Everything in the records should be repeated exactly.

*** Opening Provided records ***

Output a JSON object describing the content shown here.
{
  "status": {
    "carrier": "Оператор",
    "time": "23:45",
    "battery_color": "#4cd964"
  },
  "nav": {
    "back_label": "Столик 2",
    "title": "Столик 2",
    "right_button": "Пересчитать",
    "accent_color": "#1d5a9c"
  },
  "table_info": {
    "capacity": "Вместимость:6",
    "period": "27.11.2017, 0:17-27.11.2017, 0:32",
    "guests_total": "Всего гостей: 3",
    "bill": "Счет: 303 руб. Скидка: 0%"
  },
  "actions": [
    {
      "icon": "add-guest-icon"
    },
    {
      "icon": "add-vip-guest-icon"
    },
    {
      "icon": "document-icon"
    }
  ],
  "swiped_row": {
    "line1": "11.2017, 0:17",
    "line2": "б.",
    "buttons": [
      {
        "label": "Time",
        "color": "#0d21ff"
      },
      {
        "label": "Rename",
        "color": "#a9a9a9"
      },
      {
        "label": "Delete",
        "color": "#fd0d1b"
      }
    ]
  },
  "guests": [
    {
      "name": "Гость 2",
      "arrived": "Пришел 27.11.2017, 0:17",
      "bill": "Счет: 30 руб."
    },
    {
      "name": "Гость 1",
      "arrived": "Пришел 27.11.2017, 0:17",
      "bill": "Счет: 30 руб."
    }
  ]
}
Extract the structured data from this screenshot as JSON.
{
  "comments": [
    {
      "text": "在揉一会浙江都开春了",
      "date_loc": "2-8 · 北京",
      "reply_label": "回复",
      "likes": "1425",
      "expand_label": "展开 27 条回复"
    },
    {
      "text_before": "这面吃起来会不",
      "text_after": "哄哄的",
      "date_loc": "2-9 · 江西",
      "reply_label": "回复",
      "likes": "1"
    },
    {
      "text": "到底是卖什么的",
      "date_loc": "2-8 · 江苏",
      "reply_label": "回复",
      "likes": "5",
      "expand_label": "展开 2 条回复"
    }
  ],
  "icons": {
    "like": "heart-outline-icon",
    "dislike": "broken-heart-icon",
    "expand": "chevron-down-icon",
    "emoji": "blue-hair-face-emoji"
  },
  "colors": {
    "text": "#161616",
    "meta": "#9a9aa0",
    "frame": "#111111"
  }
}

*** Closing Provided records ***

_Output for this task_
Output a JSON object describing the content shown here.
{
  "status": {
    "carrier": "Оператор",
    "time": "23:45",
    "battery_color": "#4cd964"
  },
  "nav": {
    "back_label": "Столик 2",
    "title": "Столик 2",
    "right_button": "Пересчитать",
    "accent_color": "#1d5a9c"
  },
  "table_info": {
    "capacity": "Вместимость:6",
    "period": "27.11.2017, 0:17-27.11.2017, 0:32",
    "guests_total": "Всего гостей: 3",
    "bill": "Счет: 303 руб. Скидка: 0%"
  },
  "actions": [
    {
      "icon": "add-guest-icon"
    },
    {
      "icon": "add-vip-guest-icon"
    },
    {
      "icon": "document-icon"
    }
  ],
  "swiped_row": {
    "line1": "11.2017, 0:17",
    "line2": "б.",
    "buttons": [
      {
        "label": "Time",
        "color": "#0d21ff"
      },
      {
        "label": "Rename",
        "color": "#a9a9a9"
      },
      {
        "label": "Delete",
        "color": "#fd0d1b"
      }
    ]
  },
  "guests": [
    {
      "name": "Гость 2",
      "arrived": "Пришел 27.11.2017, 0:17",
      "bill": "Счет: 30 руб."
    },
    {
      "name": "Гость 1",
      "arrived": "Пришел 27.11.2017, 0:17",
      "bill": "Счет: 30 руб."
    }
  ]
}
Extract the structured data from this screenshot as JSON.
{
  "comments": [
    {
      "text": "在揉一会浙江都开春了",
      "date_loc": "2-8 · 北京",
      "reply_label": "回复",
      "likes": "1425",
      "expand_label": "展开 27 条回复"
    },
    {
      "text_before": "这面吃起来会不",
      "text_after": "哄哄的",
      "date_loc": "2-9 · 江西",
      "reply_label": "回复",
      "likes": "1"
    },
    {
      "text": "到底是卖什么的",
      "date_loc": "2-8 · 江苏",
      "reply_label": "回复",
      "likes": "5",
      "expand_label": "展开 2 条回复"
    }
  ],
  "icons": {
    "like": "heart-outline-icon",
    "dislike": "broken-heart-icon",
    "expand": "chevron-down-icon",
    "emoji": "blue-hair-face-emoji"
  },
  "colors": {
    "text": "#161616",
    "meta": "#9a9aa0",
    "frame": "#111111"
  }
}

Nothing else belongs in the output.